“So it’s good for us to hear things in different ways because it sits on your mind a little bit longer and the more you think about it, ‘Oh yeah, it does kind of make sense.’ He always has his ways in doing things and the main thing is we’re still here, we’re still working together, we still trust him and he still trusts us. The way he tells us stories, they’re definitely meaningful in different ways.”

But those stories don’t just come to Sirianni. He puts real time into crafting those messages. And he realizes a story won’t be as impactful the second time around.

“I think you find ways to make it fresh and different but the core values are still the core values. That’s not changing,” Sirianni said. “That’s what we build our whole thing on. And then I think about the other side messaging things. OK, you have your core values and then we have our Dawg Mentality.”

One of Sirianni’s favorite stories that he shared with his players last year was a personal one he delivered during the middle of the season about how to respond to adversity and, yes, their Dawg Mentality.

In addition to playing football at Southwestern Central High School in Jamestown, New York, Sirianni was also a pretty good basketball player. As a junior, he recalls being the fourth option for the Trojans but that changed when some of the other star players from his basketball team graduated.

Going into his senior high school season, Sirianni was the guy. And so in the first game of the season, Sirianni was tasked with taking the last shot of the game. It was a fadeaway as time expired. As the shot left Sirianni’s hand it looked good — even “pretty.” The ball was rotating toward the net. You can almost picture it in slow motion.

Swoosh, right?

Nope.

The ball got stuck between the backboard and the rim. In the video of the play, the same one Sirianni showed to his players during the 2021 season, the camera zooms in on the ball lodged in place as time expired.

His message to the Eagles?

“OK guys, this was an embarrassing moment,” Sirianni recalled. “Here was my next game. I had 26 points my next game. So we came back I didn’t think about that.”

Even this offseason, Sirianni has been preparing some stories for the upcoming year. He shared one with a few reporters this spring. Sirianni was recently watching the ESPN 30-for-30 episode about The Tuck Rule game from the AFC divisional round game between the Patriots and Raiders in the 2001 playoffs and found an important message worthy of delivering to his players.

The ruling of a non-fumble in that game is infamous and still gets talked about a couple decades later.
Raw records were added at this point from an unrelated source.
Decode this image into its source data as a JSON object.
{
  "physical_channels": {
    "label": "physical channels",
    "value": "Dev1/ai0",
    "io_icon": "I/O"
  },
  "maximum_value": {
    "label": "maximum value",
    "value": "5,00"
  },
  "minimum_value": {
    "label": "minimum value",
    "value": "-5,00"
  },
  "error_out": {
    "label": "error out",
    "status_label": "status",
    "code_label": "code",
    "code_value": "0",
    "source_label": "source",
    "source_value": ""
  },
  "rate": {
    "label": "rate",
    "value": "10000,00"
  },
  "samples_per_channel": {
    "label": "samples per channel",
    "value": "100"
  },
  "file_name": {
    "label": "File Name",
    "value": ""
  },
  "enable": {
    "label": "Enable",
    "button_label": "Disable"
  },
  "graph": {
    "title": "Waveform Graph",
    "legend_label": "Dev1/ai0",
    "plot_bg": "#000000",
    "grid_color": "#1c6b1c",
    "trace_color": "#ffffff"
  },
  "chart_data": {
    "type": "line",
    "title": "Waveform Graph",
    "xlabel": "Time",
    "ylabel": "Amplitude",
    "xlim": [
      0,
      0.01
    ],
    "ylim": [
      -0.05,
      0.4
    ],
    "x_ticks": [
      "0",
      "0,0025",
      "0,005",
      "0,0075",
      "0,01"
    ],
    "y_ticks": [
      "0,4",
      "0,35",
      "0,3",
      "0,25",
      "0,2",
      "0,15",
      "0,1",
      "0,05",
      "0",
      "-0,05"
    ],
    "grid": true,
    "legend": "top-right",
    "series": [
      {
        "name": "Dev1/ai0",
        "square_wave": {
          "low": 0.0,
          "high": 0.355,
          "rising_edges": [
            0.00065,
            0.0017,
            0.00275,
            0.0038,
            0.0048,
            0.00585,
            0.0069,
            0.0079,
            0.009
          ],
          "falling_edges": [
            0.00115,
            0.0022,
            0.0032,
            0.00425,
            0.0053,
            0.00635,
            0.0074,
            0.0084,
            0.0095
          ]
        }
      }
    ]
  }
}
Sirianni’s message to the Eagles won’t be about wacky NFL rules; it’ll be about responding to adversity.

“[The documentary] was all about how the Raiders could not overcome the fact that the referees messed the call up in their minds,” Sirianni’s aid. “And then you hear the Patriot players saying, ‘Well if that would have happened to us as the Patriots, Belichick would have said, ‘Get that out of your head and play.’ He said all they could think about was that. They still had to drive down the field and make a play. (Adam) Vinatieri still had to make a kick and all these things. So that will be my messaging with that.”

The themes of Sirianni’s messages don’t really change. He has tenets he believes in. You’ve probably heard a lot about Sirianni’s five core values: Connecting, competition, accountability, intelligence and fundamentals.

Those core values haven’t changed and most of Sirianni’s stories are meant to enforce them. But having been a player forced to sit in meetings earlier in his life, Sirianni knows a good story can make his points hit home. And he knows a repeat story loses luster. So even when he’s not in the office, he’s thinking of ways to get through to his players.

Back in June, Sirianni said fans were beginning to recognize him on his walks. He even had a runner cruise past him and yell, “Coach!” on his way. And then a couple days later, Sirianni was on one of his walkabouts when a car pulled up and he heard a voice yell, “What’s up coach?!” This time it wasn’t a fan. It was Eagles defensive assistant Tyler Scudder, who was Sirianni’s assistant in 2021. Scudder was just having some fun, but then he drove off.

And Sirianni went back to thinking. There’s still a season of stories to prepare.

Subscribe to the Eagle Eye podcast

Apple Podcasts | Google Play | Spotify | Stitcher | Art19 | Watch on YouTube